Senators Fail to Open Debate on Estate Tax Repeal
The Senate on June 8 fell three votes shy of the 60 needed to consider and vote on legislation that would permanently repeal the estate tax.
While this represents a significant setback for proponents seeking to overturn what they call the “death tax,” Senate Majority Leader Bill Frist (R-Tenn.) has pledged to resurrect the issue later this year.
Before consideration of H.R. 8, the “Death Tax Repeal Permanency Act of 2005,” could even begin, legislators had to clear a parliamentary maneuver by invoking cloture, which requires the support of 60 senators for opening debate.
Because of the importance of this issue to home builders, NAHB designated the cloture vote on H.R. 8 as a “key vote” and sent a letter to every senator urging them to support the motion and to allow a debate on scuttling the estate tax to take place, regardless of their position on the issue.
In the end, the Senate voted 57-41 in favor of the motion to limit debate. (See how your Senator voted).
The legislation, which was approved by the House last April on a 272-162 vote, would make permanent the 2010 repeal of the estate tax put in place by the “Economic Growth and Tax Relief Reconciliation Act of 2001” (EGTRRA), the first of the Administration's tax cut bills.
EGTRRA gradually phases out the estate tax until it is fully repealed in 2010. However, without permanent repeal or some type of reform, the tax will come roaring back in 2011 to its pre-2001 level — a 55% tax rate on amounts exceeding a $1 million exemption.
Under current law, this year there is a minimum tax rate of 46% on the amount that exceeds a $2 million exemption.

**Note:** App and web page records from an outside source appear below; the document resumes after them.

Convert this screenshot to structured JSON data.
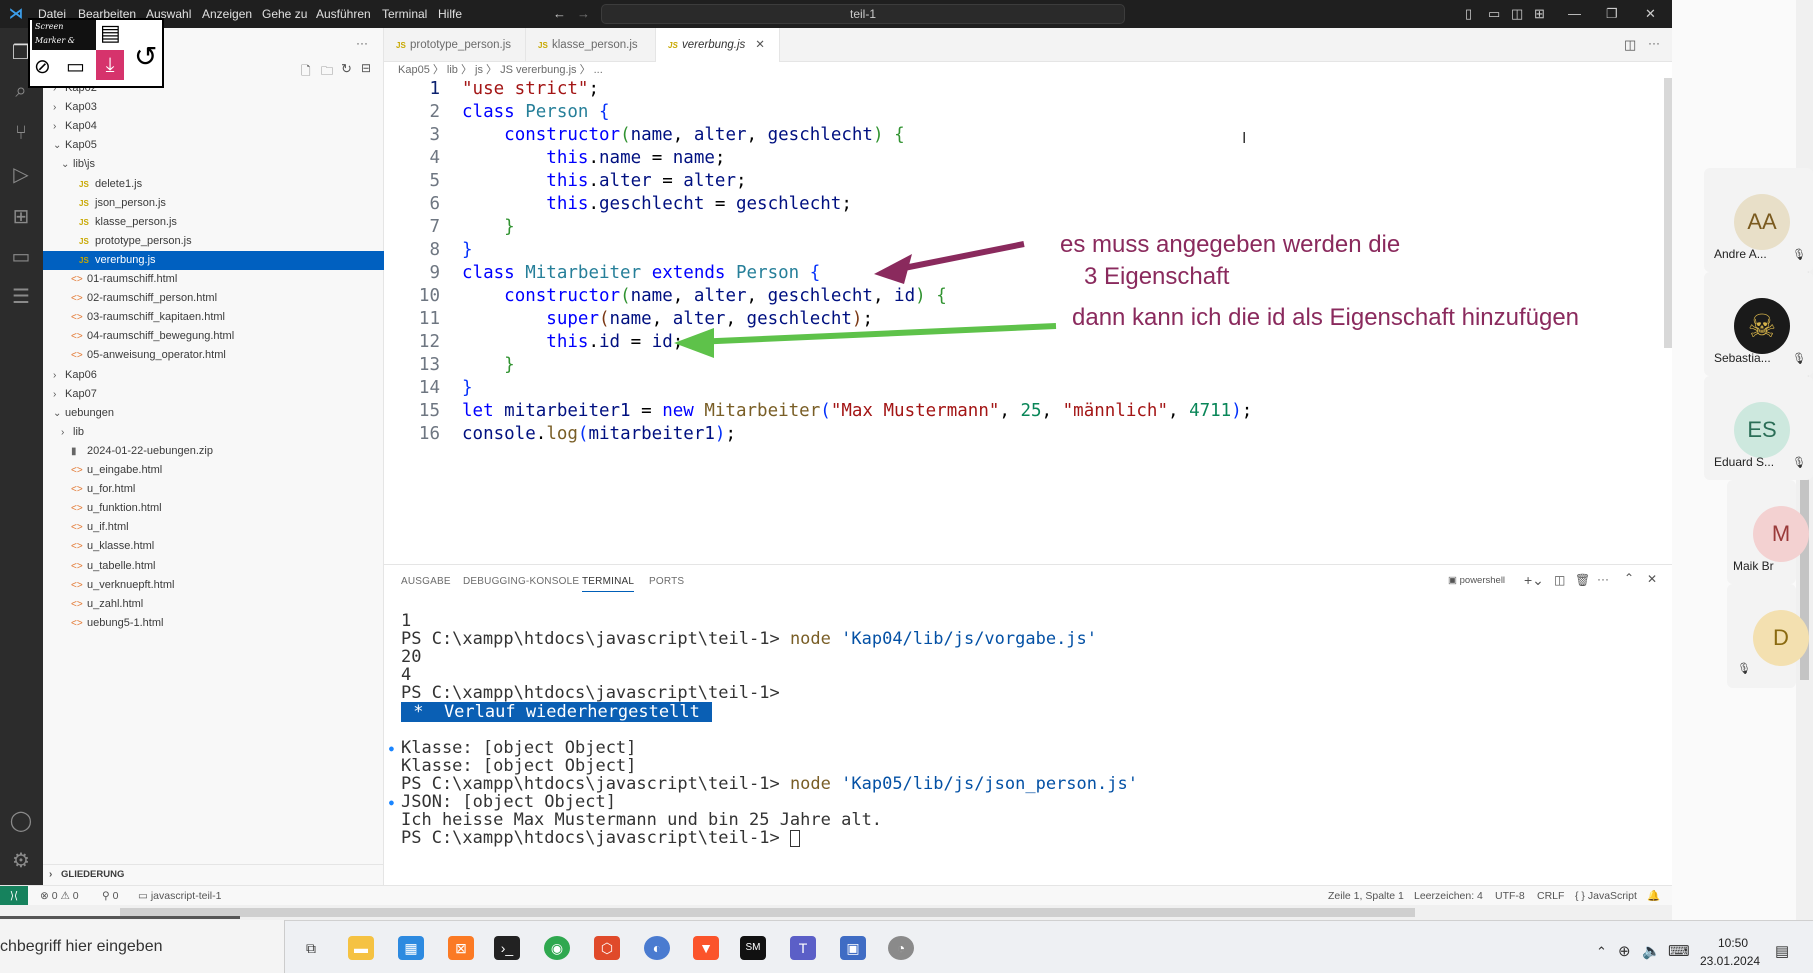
{
  "menu": [
    "Datei",
    "Bearbeiten",
    "Auswahl",
    "Anzeigen",
    "Gehe zu",
    "Ausführen",
    "Terminal",
    "Hilfe"
  ],
  "command_center": "teil-1",
  "recorder": {
    "title": "Screen Marker & Recorder"
  },
  "explorer": {
    "more": "···",
    "items": [
      {
        "label": "Kap02",
        "kind": "folder",
        "open": false
      },
      {
        "label": "Kap03",
        "kind": "folder",
        "open": false
      },
      {
        "label": "Kap04",
        "kind": "folder",
        "open": false
      },
      {
        "label": "Kap05",
        "kind": "folder",
        "open": true
      },
      {
        "label": "lib\\js",
        "kind": "folder",
        "open": true
      },
      {
        "label": "delete1.js",
        "kind": "js"
      },
      {
        "label": "json_person.js",
        "kind": "js"
      },
      {
        "label": "klasse_person.js",
        "kind": "js"
      },
      {
        "label": "prototype_person.js",
        "kind": "js"
      },
      {
        "label": "vererbung.js",
        "kind": "js",
        "selected": true
      },
      {
        "label": "01-raumschiff.html",
        "kind": "html"
      },
      {
        "label": "02-raumschiff_person.html",
        "kind": "html"
      },
      {
        "label": "03-raumschiff_kapitaen.html",
        "kind": "html"
      },
      {
        "label": "04-raumschiff_bewegung.html",
        "kind": "html"
      },
      {
        "label": "05-anweisung_operator.html",
        "kind": "html"
      },
      {
        "label": "Kap06",
        "kind": "folder",
        "open": false
      },
      {
        "label": "Kap07",
        "kind": "folder",
        "open": false
      },
      {
        "label": "uebungen",
        "kind": "folder",
        "open": true
      },
      {
        "label": "lib",
        "kind": "folder",
        "open": false
      },
      {
        "label": "2024-01-22-uebungen.zip",
        "kind": "zip"
      },
      {
        "label": "u_eingabe.html",
        "kind": "html"
      },
      {
        "label": "u_for.html",
        "kind": "html"
      },
      {
        "label": "u_funktion.html",
        "kind": "html"
      },
      {
        "label": "u_if.html",
        "kind": "html"
      },
      {
        "label": "u_klasse.html",
        "kind": "html"
      },
      {
        "label": "u_tabelle.html",
        "kind": "html"
      },
      {
        "label": "u_verknuepft.html",
        "kind": "html"
      },
      {
        "label": "u_zahl.html",
        "kind": "html"
      },
      {
        "label": "uebung5-1.html",
        "kind": "html"
      }
    ],
    "outline": "GLIEDERUNG"
  },
  "tabs": [
    {
      "label": "prototype_person.js"
    },
    {
      "label": "klasse_person.js"
    },
    {
      "label": "vererbung.js",
      "active": true
    }
  ],
  "breadcrumb": "Kap05 〉 lib 〉 js 〉 JS vererbung.js 〉 ...",
  "code_lines": [
    "1",
    "2",
    "3",
    "4",
    "5",
    "6",
    "7",
    "8",
    "9",
    "10",
    "11",
    "12",
    "13",
    "14",
    "15",
    "16"
  ],
  "annotations": {
    "a1_line1": "es muss angegeben werden die",
    "a1_line2": "3 Eigenschaft",
    "a2": "dann kann ich die id als Eigenschaft hinzufügen"
  },
  "panel": {
    "tabs": [
      "AUSGABE",
      "DEBUGGING-KONSOLE",
      "TERMINAL",
      "PORTS"
    ],
    "active_tab": "TERMINAL",
    "shell": "powershell",
    "terminal": [
      {
        "text": "1"
      },
      {
        "prompt": "PS C:\\xampp\\htdocs\\javascript\\teil-1> ",
        "cmd": "node",
        "arg": "'Kap04/lib/js/vorgabe.js'"
      },
      {
        "text": "20"
      },
      {
        "text": "4"
      },
      {
        "prompt": "PS C:\\xampp\\htdocs\\javascript\\teil-1>"
      },
      {
        "highlight": " *  Verlauf wiederhergestellt "
      },
      {
        "text": ""
      },
      {
        "text": "Klasse: [object Object]",
        "dot": true
      },
      {
        "text": "Klasse: [object Object]"
      },
      {
        "prompt": "PS C:\\xampp\\htdocs\\javascript\\teil-1> ",
        "cmd": "node",
        "arg": "'Kap05/lib/js/json_person.js'"
      },
      {
        "text": "JSON: [object Object]",
        "dot": true
      },
      {
        "text": "Ich heisse Max Mustermann und bin 25 Jahre alt."
      },
      {
        "prompt": "PS C:\\xampp\\htdocs\\javascript\\teil-1> ",
        "cursor": true
      }
    ]
  },
  "status": {
    "remote": "⟩⟨",
    "problems": "⊗ 0 ⚠ 0",
    "ports": "⚲ 0",
    "folder": "javascript-teil-1",
    "position": "Zeile 1, Spalte 1",
    "indent": "Leerzeichen: 4",
    "encoding": "UTF-8",
    "eol": "CRLF",
    "language": "{ } JavaScript"
  },
  "call": {
    "participants": [
      {
        "initials": "AA",
        "name": "Andre A...",
        "color": "#e8dfc8",
        "text": "#7a5a1f"
      },
      {
        "initials": "",
        "name": "Sebastia...",
        "color": "#1a1a1a",
        "text": "#d4b24a"
      },
      {
        "initials": "ES",
        "name": "Eduard S...",
        "color": "#cde8de",
        "text": "#2b6e57"
      },
      {
        "initials": "M",
        "name": "Maik Br",
        "color": "#f3d1d1",
        "text": "#9a3a3a"
      },
      {
        "initials": "D",
        "name": "",
        "color": "#f3e0b0",
        "text": "#8a6a10"
      }
    ]
  },
  "taskbar": {
    "search": "chbegriff hier eingeben",
    "time": "10:50",
    "date": "23.01.2024"
  }
}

Senator Frist could seek another vote on the issue by attempting to forge a bipartisan compromise that would fall short of outright repeal but significantly scale back the tax.
While several proposals have been floated, the one receiving the most attention was put forth by Sen. Jon Kyl (R-Ariz.). His plan would allow individuals to exempt the first $5 million of their estate from taxes ($10 million per couple) and levy a tax of 15% on amounts between $5 million and $30 million and 30% above $30 million.
NAHB is monitoring these negotiations closely and continues to press for full repeal of the estate tax.
To read the legislation, click here and enter H.R. 8 in the box at the middle of the page.
For more information, e-mail Greg Brown at NAHB, or call him at 800-368-5242 x8421.